From The Geraldine R. Dodge Foundation Blog
Friday, November 5th, 2010
Based in New Brunswick, NJ, Elijah’s Promise is much more than an emergency food service. From nutritious meals, to social services and health screening, as well as culinary arts job training and catering, Elijah’s Promise focuses not just on hunger but on the whole person.
When Elijah’s Promise submitted an application to us this year, we were impressed with their attention to the land-people-food connections in their work. Not only have they made a commitment to the buy fresh, buy local movement, they have put great effort toward convincing other New Jersey emergency food services to offer fresh, local foods to their clients as well. In fact, thanks to Elijah’s Promise, seven percent of the $1 million in purchases at the Tri-County Auction (the Central Jersey farmers’ produce market) is now made by emergency food providers.
Elijah’s Promise is also creating local gardens to supplement the food they purchase from area farmers, including a land lease at Honey Brook Organic Farm in Pennington, New Jersey (the country’s largest CSA located on land owned by StonyBrook-Millstone Watershed Association). This effort increases the connection between people and their food, develops skills and job pathways for local residents, and helps Elijah’s Promise explore the best of urban growing models.
In addition, the urban produce will help supply Elijah’s “Community Café,” which extends their sustainability principles and practices deeper into the community.
The Better World Café, one of a handful of community cafes in the country, is located in the Quilt Room of the Reformed Church of Highland Park and represents a social enterprise partnership between Elijah’s Promise and Who Is My Neighbor? Inc.

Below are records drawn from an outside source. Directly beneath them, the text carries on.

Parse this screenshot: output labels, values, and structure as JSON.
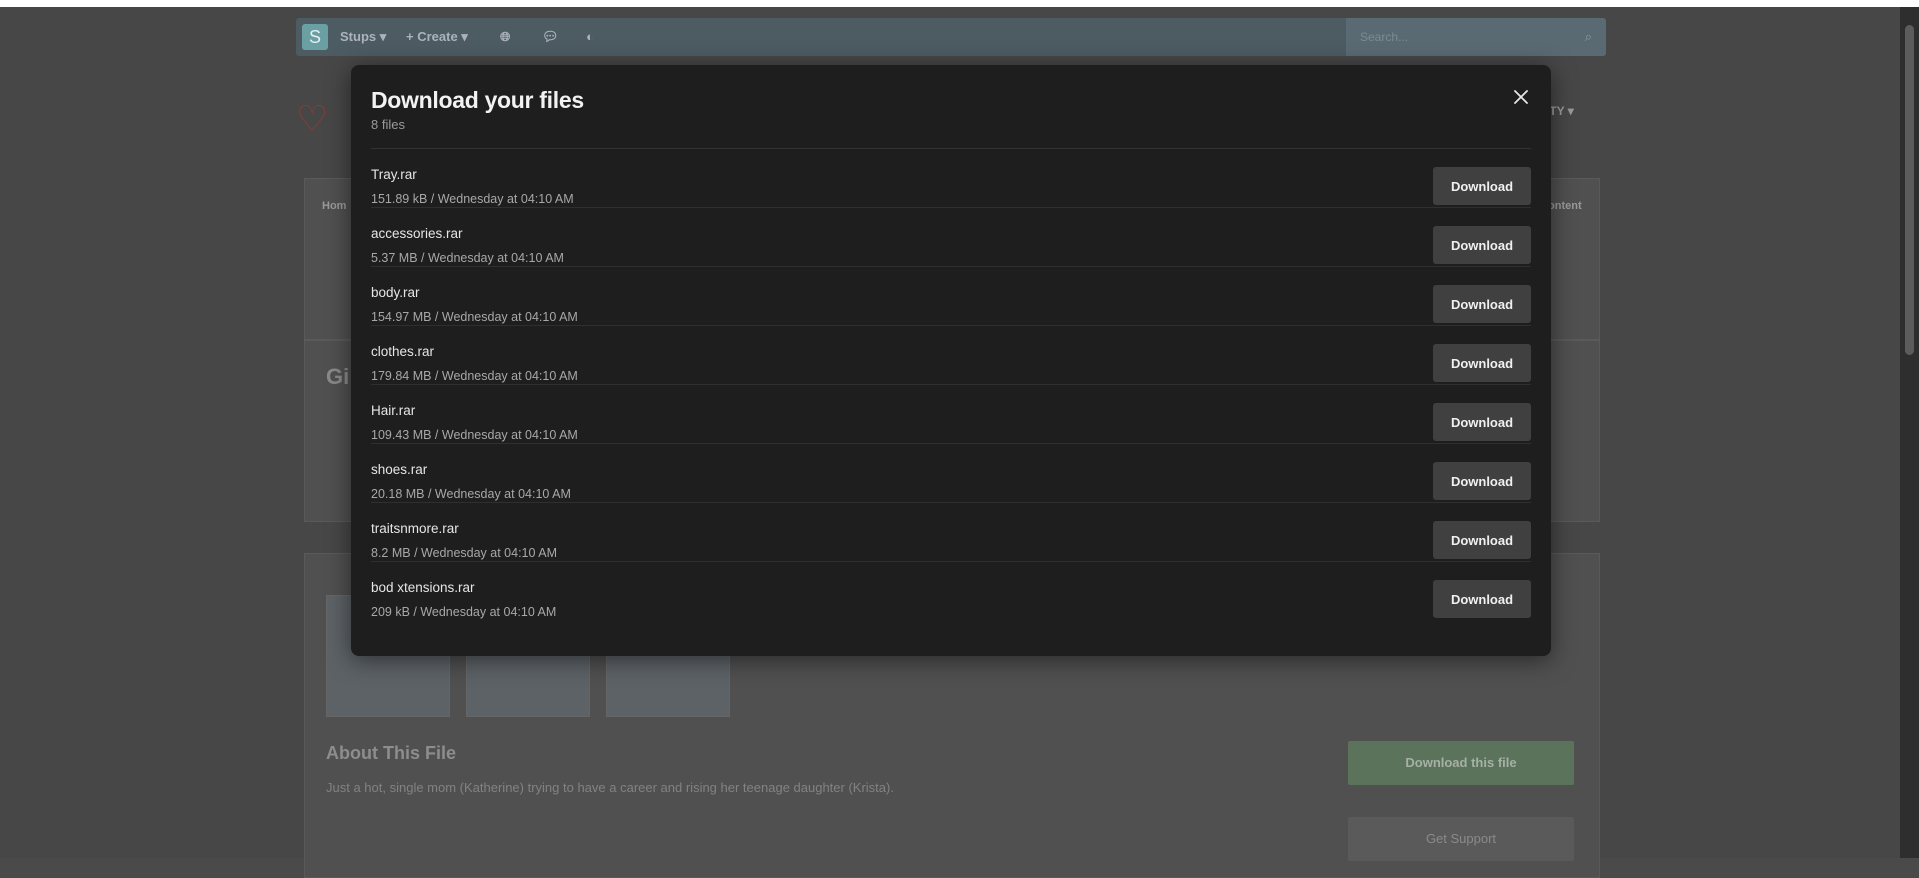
{
  "navbar": {
    "logo_letter": "S",
    "items": [
      {
        "label": "Stups ▾"
      },
      {
        "label": "+ Create ▾"
      }
    ],
    "search_placeholder": "Search..."
  },
  "background": {
    "community_label": "ITY ▾",
    "crumb_left": "Hom",
    "crumb_right": "ontent",
    "title_fragment": "Gi",
    "about_title": "About This File",
    "about_desc": "Just a hot, single mom (Katherine) trying to have a career and rising her teenage daughter (Krista).",
    "download_file_label": "Download this file",
    "get_support_label": "Get Support"
  },
  "modal": {
    "title": "Download your files",
    "count": "8 files",
    "download_label": "Download",
    "files": [
      {
        "name": "Tray.rar",
        "meta": "151.89 kB / Wednesday at 04:10 AM"
      },
      {
        "name": "accessories.rar",
        "meta": "5.37 MB / Wednesday at 04:10 AM"
      },
      {
        "name": "body.rar",
        "meta": "154.97 MB / Wednesday at 04:10 AM"
      },
      {
        "name": "clothes.rar",
        "meta": "179.84 MB / Wednesday at 04:10 AM"
      },
      {
        "name": "Hair.rar",
        "meta": "109.43 MB / Wednesday at 04:10 AM"
      },
      {
        "name": "shoes.rar",
        "meta": "20.18 MB / Wednesday at 04:10 AM"
      },
      {
        "name": "traitsnmore.rar",
        "meta": "8.2 MB / Wednesday at 04:10 AM"
      },
      {
        "name": "bod xtensions.rar",
        "meta": "209 kB / Wednesday at 04:10 AM"
      }
    ]
  }
}
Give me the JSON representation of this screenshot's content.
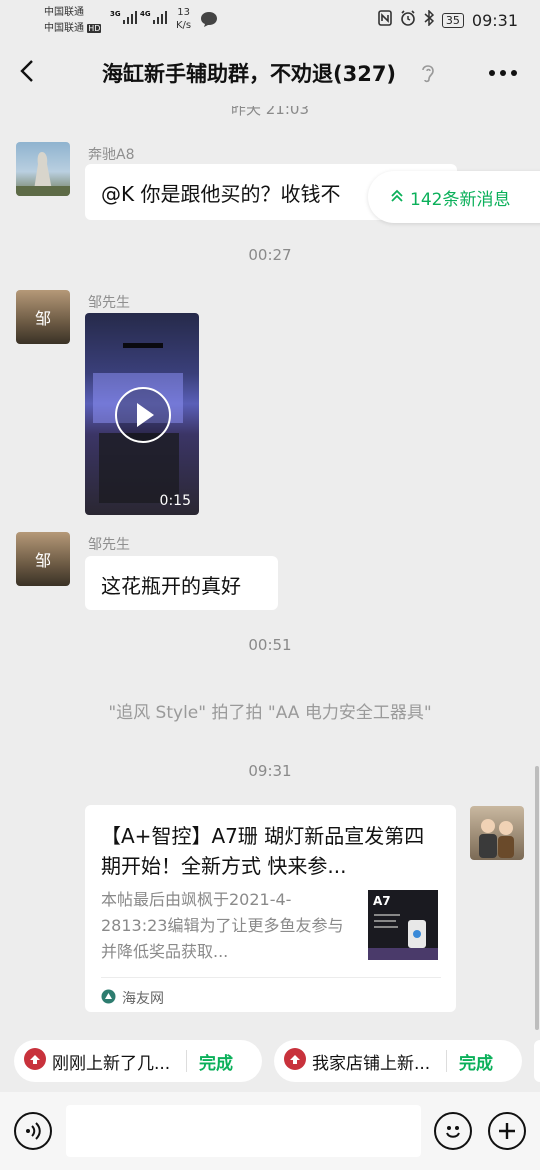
{
  "status_bar": {
    "carrier1": "中国联通",
    "carrier2": "中国联通",
    "hd_badge": "HD",
    "sig1_tag": "3G",
    "sig2_tag": "4G",
    "net_speed_value": "13",
    "net_speed_unit": "K/s",
    "battery": "35",
    "time": "09:31"
  },
  "header": {
    "title": "海缸新手辅助群，不劝退(327)"
  },
  "chat": {
    "partial_timestamp": "昨天 21:03",
    "msg1": {
      "sender": "奔驰A8",
      "text": "@K  你是跟他买的？收钱不"
    },
    "timestamp2": "00:27",
    "msg2": {
      "sender": "邹先生",
      "avatar_char": "邹",
      "video_duration": "0:15"
    },
    "msg3": {
      "sender": "邹先生",
      "avatar_char": "邹",
      "text": "这花瓶开的真好"
    },
    "timestamp3": "00:51",
    "system_msg": "\"追风 Style\" 拍了拍 \"AA 电力安全工器具\"",
    "timestamp4": "09:31",
    "card": {
      "title": "【A+智控】A7珊 瑚灯新品宣发第四期开始！全新方式  快来参...",
      "desc": "本帖最后由飒枫于2021-4-2813:23编辑为了让更多鱼友参与并降低奖品获取...",
      "thumb_label": "A7",
      "source": "海友网"
    }
  },
  "new_messages": {
    "label": "142条新消息"
  },
  "quick_bar": [
    {
      "text": "刚刚上新了几...",
      "action": "完成"
    },
    {
      "text": "我家店铺上新...",
      "action": "完成"
    }
  ],
  "colors": {
    "accent_green": "#0bb05a",
    "background": "#ededed",
    "bubble": "#ffffff",
    "chip_icon_red": "#c8323c"
  }
}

The café model is based on preparing and serving seasonal foods in ways that can be adapted to various customer budgets. Customers may pay a suggested price or something different. If customers pay more, they help feed someone else who has more limited resources. There are also options for volunteering time in exchange for a meal, dining on the complimentary dish of the day, or combining the complimentary dish as part of an overall meal. The model is also built on helping global neighbors by sourcing fair trade coffees and teas.

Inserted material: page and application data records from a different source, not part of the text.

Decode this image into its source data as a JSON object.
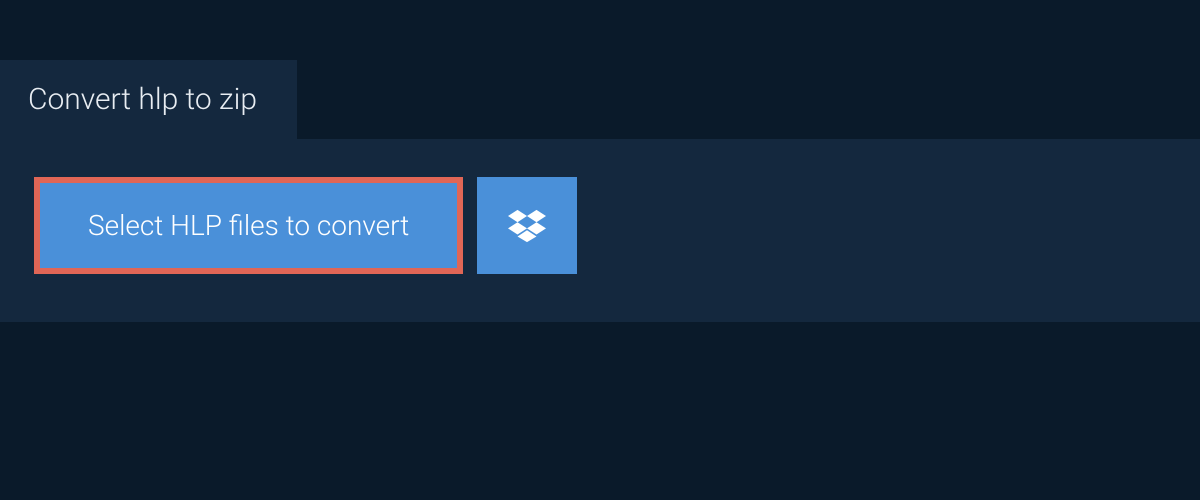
{
  "tab": {
    "title": "Convert hlp to zip"
  },
  "actions": {
    "select_label": "Select HLP files to convert"
  },
  "colors": {
    "bg": "#0a1a2a",
    "panel": "#14283e",
    "button": "#4a90d9",
    "highlight_border": "#e06656"
  }
}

And all of this is only part of their work. You can see why we’re impressed – and why Elijah’s Promise is so important to a strong local food system for the people in and near New Brunswick.

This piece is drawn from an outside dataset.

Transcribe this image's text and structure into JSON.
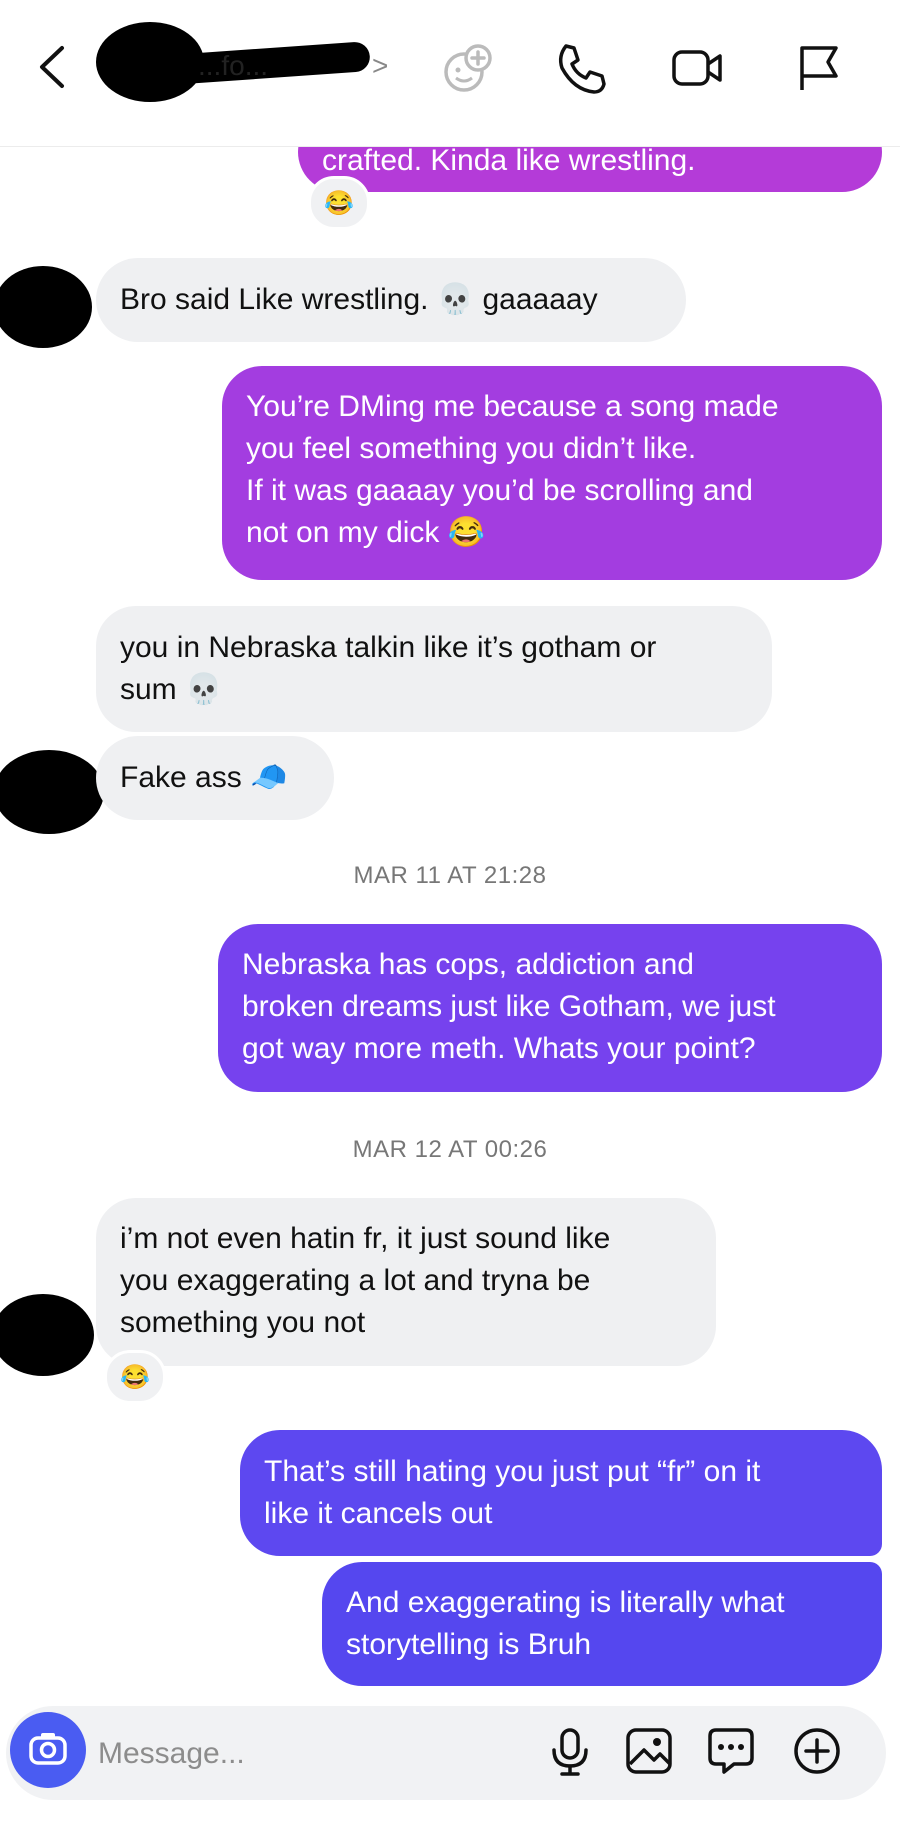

If you live in New Brunswick or have an interest in food systems work, we want to bring your attention to the “Good Food For All” event on December 11th. All are welcome to come learn about and discuss together the issues related to creating a stronger local food system in New Brunswick. The event features guest speaker Mark Winne (Closing the Food Gap, Food Rebels), workshops and other activities. You can see the full details of the event here.